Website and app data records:
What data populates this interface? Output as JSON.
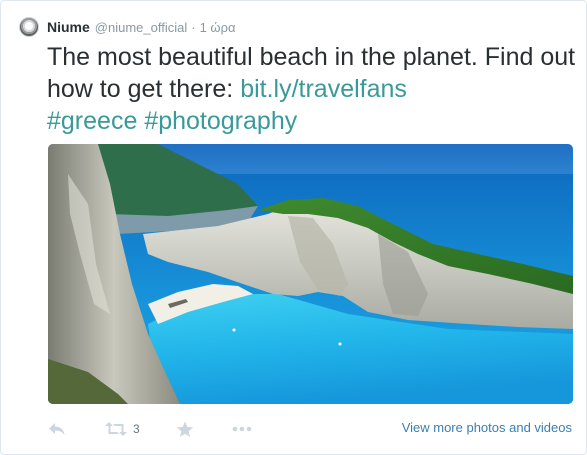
{
  "tweet": {
    "author_name": "Niume",
    "author_handle": "@niume_official",
    "separator": "·",
    "timestamp": "1 ώρα",
    "text_part1": "The most beautiful beach in the planet. Find out how to get there: ",
    "link": "bit.ly/travelfans",
    "hashtag1": "#greece",
    "hashtag2": "#photography"
  },
  "actions": {
    "retweet_count": "3",
    "view_more_label": "View more photos and videos"
  },
  "colors": {
    "link": "#3a9a98",
    "meta_gray": "#8899a6",
    "icon_gray": "#ccd6dd"
  },
  "icons": [
    "reply-icon",
    "retweet-icon",
    "favorite-icon",
    "more-icon"
  ]
}
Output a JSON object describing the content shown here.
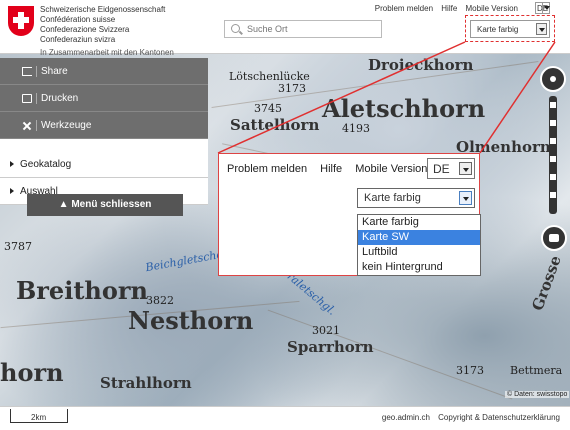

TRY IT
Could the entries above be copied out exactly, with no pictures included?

SOLUTION TO THE PROBLEM
What data populates this interface? Output as JSON.
{
  "tweet": {
    "author_name": "Niume",
    "author_handle": "@niume_official",
    "separator": "·",
    "timestamp": "1 ώρα",
    "text_part1": "The most beautiful beach in the planet. Find out how to get there: ",
    "link": "bit.ly/travelfans",
    "hashtag1": "#greece",
    "hashtag2": "#photography"
  },
  "actions": {
    "retweet_count": "3",
    "view_more_label": "View more photos and videos"
  },
  "colors": {
    "link": "#3a9a98",
    "meta_gray": "#8899a6",
    "icon_gray": "#ccd6dd"
  },
  "icons": [
    "reply-icon",
    "retweet-icon",
    "favorite-icon",
    "more-icon"
  ]
}
Output a JSON object describing the content shown here.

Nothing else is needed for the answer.